was once called typing class is now known as technology class. Gone are
the days where computer class was spent playing Oregon Trail and
creating word processing documents. The networked world in which
students exist demands an education that prepares students to produce
and consume information in a variety of formats. These formats range
from text to images to multimedia. Students need a broad variety of
fluencies to be prepared for the 21st-century workforce. Even jobs traditionally thought of us being technology light now require someone who has basic computer skills. This article describes those digital literacy skills paramount to success in any career.
- Coding is
a universal language and one that is useful whether a technical career
is pursued or not. For example, having a basic understanding of HTML,
CSS, and the like creates a shared understanding and a sense of knowing
what can and cannot be done with web pages.
- Collaboration in
the online environment requires deliberate Students should be taught
basic project management and group work essentials to navigate between
multiple platforms.
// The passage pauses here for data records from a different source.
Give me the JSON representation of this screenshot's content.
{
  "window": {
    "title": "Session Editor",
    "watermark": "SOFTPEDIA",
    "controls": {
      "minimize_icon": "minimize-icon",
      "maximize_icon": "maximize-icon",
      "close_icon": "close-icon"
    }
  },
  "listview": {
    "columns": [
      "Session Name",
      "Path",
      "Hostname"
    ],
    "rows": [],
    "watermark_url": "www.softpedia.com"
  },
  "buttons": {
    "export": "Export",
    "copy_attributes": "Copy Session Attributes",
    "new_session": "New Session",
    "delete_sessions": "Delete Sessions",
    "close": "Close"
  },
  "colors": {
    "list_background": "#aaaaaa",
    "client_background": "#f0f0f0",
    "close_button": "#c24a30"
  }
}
Utilizing tools such as Base Camp or Trello in
addition to collaborative functionality through Google Docs allows a
student to begin experimenting with effective online collaboration.
- Cloud Software is
an essential part of document management. The cloud is used to store
everything from photos to research projects to term papers and music.
While students are likely used to saving their pictures, they may not
have the necessary processes in place to save their academic work in a
way that is discoverable and accessible.
- Word Processing Software is
often used in conjunction with collaboration and cloud software. Google
has a suite of products, but there are other options as well. Microsoft
Online increasingly integrates with different storage and management
solutions such as Drop Box. Each of these platforms works a little
differently, and students should have the opportunity to engage with
several of them.
- Screencasting makes
it easy for the novice video creator to make simple yet effective
videos. This is a useful skill for explaining a topic as well as
articulating what you are thinking. Ideal tools for teaching students
how to screencast include Screencast-o-Matic and Camtasia. Through
screencasting, a student can learn more about making accessible content.
- Personal Archiving takes
into consideration that we leave a massive digital footprint. Without a
plan in place to archive this information, it can quickly turn into a
web of unfindable and not useful information. Students should be taught
concepts such as metadata, tagging, keywords, and categories succinctly
and directly to help them start thinking about how they are represented
- Information Evaluation has
always been necessary. However, with the ease at which all people can
create content and build knowledge, this skill becomes essential.
Staying abreast of developments in information literacy and software
engineering will paint a holistic picture of online information trends.
- Social Media Savvy is
important because social media serves different purposes depending on
the user, the technology, and the identified need. Students need to be
given instruction and an opportunity to practice using various social
media. For example, students should realize that Twitter is particularly
useful for staying current on the latest news in the field while
Flipgrid is great at building a sense of community.
Despite the commonly held conception that students are digital natives, research has
repeatedly shown that this is not the case. Focusing on the 8 skills
described above will guide your students to increased digital fluency
where they can act ethically, responsibly, and productively.